== Entries provided
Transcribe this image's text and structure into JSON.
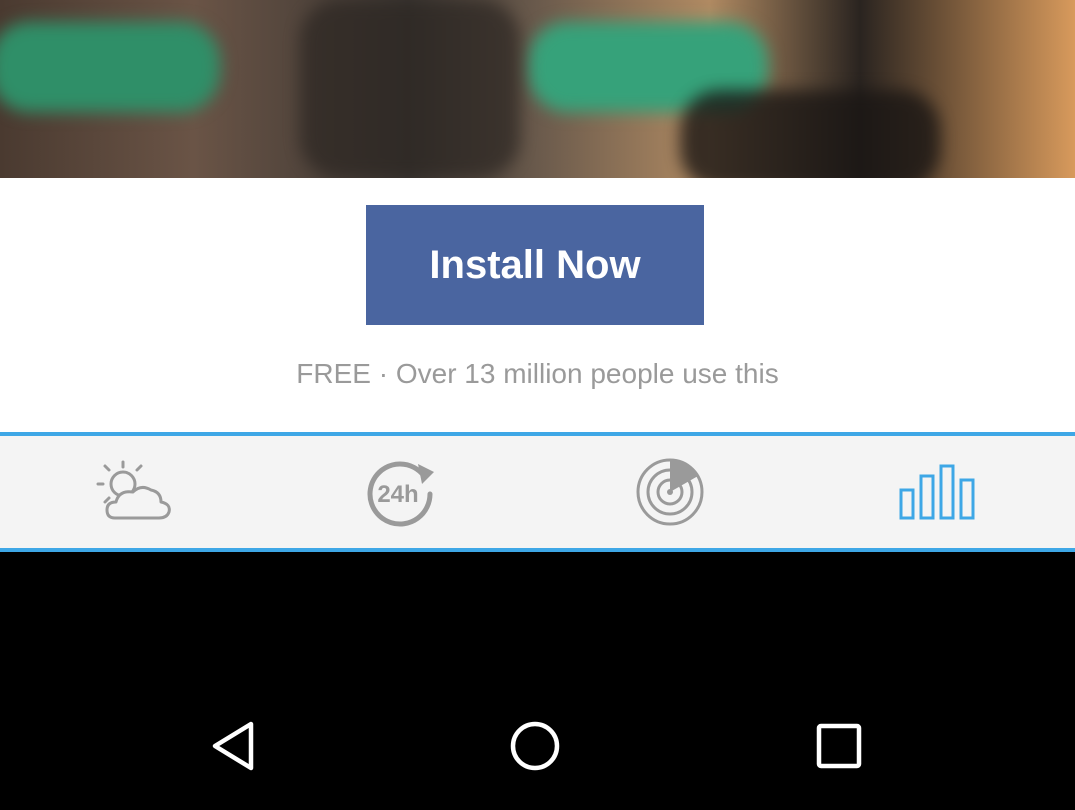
{
  "ad": {
    "install_label": "Install Now",
    "subtext": "FREE · Over 13 million people use this"
  },
  "tabs": [
    {
      "name": "forecast",
      "icon": "partly-cloudy-icon",
      "active": false
    },
    {
      "name": "hourly",
      "icon": "24h-refresh-icon",
      "active": false
    },
    {
      "name": "radar",
      "icon": "radar-icon",
      "active": false
    },
    {
      "name": "graphs",
      "icon": "bar-graph-icon",
      "active": true
    }
  ],
  "colors": {
    "install_button": "#4a65a0",
    "tab_accent": "#3ea7e6",
    "icon_inactive": "#9a9a9a",
    "icon_active": "#3ea7e6"
  },
  "nav": [
    {
      "icon": "back-icon"
    },
    {
      "icon": "home-icon"
    },
    {
      "icon": "recents-icon"
    }
  ]
}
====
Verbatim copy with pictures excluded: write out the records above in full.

● **Answer to the exercise**:
Transcribe this image's text and structure into JSON.
{
  "ad": {
    "install_label": "Install Now",
    "subtext": "FREE · Over 13 million people use this"
  },
  "tabs": [
    {
      "name": "forecast",
      "icon": "partly-cloudy-icon",
      "active": false
    },
    {
      "name": "hourly",
      "icon": "24h-refresh-icon",
      "active": false
    },
    {
      "name": "radar",
      "icon": "radar-icon",
      "active": false
    },
    {
      "name": "graphs",
      "icon": "bar-graph-icon",
      "active": true
    }
  ],
  "colors": {
    "install_button": "#4a65a0",
    "tab_accent": "#3ea7e6",
    "icon_inactive": "#9a9a9a",
    "icon_active": "#3ea7e6"
  },
  "nav": [
    {
      "icon": "back-icon"
    },
    {
      "icon": "home-icon"
    },
    {
      "icon": "recents-icon"
    }
  ]
}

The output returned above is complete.